## Task prompt
A single number is the whole answer: the count of lines in the records where "gmail" occurs.

## Input data
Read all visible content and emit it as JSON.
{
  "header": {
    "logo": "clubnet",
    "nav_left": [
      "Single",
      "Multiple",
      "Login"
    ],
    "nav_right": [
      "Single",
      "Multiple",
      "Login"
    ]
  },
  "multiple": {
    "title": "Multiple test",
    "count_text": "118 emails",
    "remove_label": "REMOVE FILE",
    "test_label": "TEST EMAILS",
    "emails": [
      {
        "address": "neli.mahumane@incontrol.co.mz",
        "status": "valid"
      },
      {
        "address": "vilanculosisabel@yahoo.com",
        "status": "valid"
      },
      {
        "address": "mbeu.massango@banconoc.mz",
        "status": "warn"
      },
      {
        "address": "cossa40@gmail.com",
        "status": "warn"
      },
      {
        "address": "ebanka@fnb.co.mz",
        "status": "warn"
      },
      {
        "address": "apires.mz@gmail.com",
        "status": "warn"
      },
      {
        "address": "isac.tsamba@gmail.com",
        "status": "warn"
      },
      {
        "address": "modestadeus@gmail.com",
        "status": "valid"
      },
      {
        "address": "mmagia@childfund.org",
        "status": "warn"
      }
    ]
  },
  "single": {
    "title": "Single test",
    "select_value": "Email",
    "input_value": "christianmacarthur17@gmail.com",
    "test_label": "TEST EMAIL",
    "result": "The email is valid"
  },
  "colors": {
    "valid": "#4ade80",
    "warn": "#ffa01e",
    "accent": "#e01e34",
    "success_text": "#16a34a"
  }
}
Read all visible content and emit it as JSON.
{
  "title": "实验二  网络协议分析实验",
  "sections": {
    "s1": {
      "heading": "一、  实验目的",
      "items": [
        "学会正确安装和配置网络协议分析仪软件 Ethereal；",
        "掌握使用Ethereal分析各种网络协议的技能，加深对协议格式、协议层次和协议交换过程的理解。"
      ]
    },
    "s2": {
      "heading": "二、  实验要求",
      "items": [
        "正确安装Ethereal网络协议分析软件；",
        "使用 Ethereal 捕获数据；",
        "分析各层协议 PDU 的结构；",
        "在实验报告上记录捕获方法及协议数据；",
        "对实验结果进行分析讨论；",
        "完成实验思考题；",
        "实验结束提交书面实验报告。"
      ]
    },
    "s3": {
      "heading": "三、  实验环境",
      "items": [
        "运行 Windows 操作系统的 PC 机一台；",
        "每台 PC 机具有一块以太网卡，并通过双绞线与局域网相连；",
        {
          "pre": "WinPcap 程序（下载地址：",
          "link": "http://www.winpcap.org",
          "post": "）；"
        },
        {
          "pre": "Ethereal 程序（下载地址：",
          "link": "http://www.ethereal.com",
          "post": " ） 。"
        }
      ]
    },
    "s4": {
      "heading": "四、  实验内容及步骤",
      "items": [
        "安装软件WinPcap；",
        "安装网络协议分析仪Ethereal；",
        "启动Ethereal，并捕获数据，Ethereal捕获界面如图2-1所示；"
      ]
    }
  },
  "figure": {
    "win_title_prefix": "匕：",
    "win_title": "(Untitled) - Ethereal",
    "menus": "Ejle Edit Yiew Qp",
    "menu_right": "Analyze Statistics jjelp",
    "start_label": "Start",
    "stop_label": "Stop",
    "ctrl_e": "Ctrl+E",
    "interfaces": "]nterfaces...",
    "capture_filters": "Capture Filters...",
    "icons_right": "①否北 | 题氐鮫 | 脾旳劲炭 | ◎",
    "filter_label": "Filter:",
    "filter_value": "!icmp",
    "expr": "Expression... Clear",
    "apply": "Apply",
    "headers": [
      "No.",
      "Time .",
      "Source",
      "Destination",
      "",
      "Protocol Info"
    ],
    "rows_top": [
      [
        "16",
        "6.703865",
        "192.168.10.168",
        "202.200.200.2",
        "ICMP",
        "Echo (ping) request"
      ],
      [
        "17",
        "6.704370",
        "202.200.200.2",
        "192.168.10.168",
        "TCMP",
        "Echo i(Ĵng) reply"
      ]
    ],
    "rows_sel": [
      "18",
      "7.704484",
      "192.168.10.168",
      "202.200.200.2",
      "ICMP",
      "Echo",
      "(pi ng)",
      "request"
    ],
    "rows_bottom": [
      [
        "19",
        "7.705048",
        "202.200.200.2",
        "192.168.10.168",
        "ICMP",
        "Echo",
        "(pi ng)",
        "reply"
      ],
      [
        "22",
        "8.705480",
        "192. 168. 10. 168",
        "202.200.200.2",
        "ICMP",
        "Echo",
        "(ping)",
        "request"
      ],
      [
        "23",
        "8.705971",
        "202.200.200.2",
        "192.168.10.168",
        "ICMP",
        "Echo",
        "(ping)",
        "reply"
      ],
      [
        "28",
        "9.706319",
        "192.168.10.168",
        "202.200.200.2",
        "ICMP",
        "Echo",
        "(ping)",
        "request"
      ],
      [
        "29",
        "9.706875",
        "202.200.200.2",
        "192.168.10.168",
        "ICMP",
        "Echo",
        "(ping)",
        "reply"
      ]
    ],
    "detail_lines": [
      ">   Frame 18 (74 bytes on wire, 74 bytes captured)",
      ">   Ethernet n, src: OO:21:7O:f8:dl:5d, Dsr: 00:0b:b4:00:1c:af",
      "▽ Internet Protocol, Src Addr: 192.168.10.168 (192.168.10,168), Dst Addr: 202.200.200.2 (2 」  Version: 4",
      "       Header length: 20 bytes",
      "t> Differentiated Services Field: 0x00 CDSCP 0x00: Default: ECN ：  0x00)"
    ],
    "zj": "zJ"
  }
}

## Solution to the exercise
5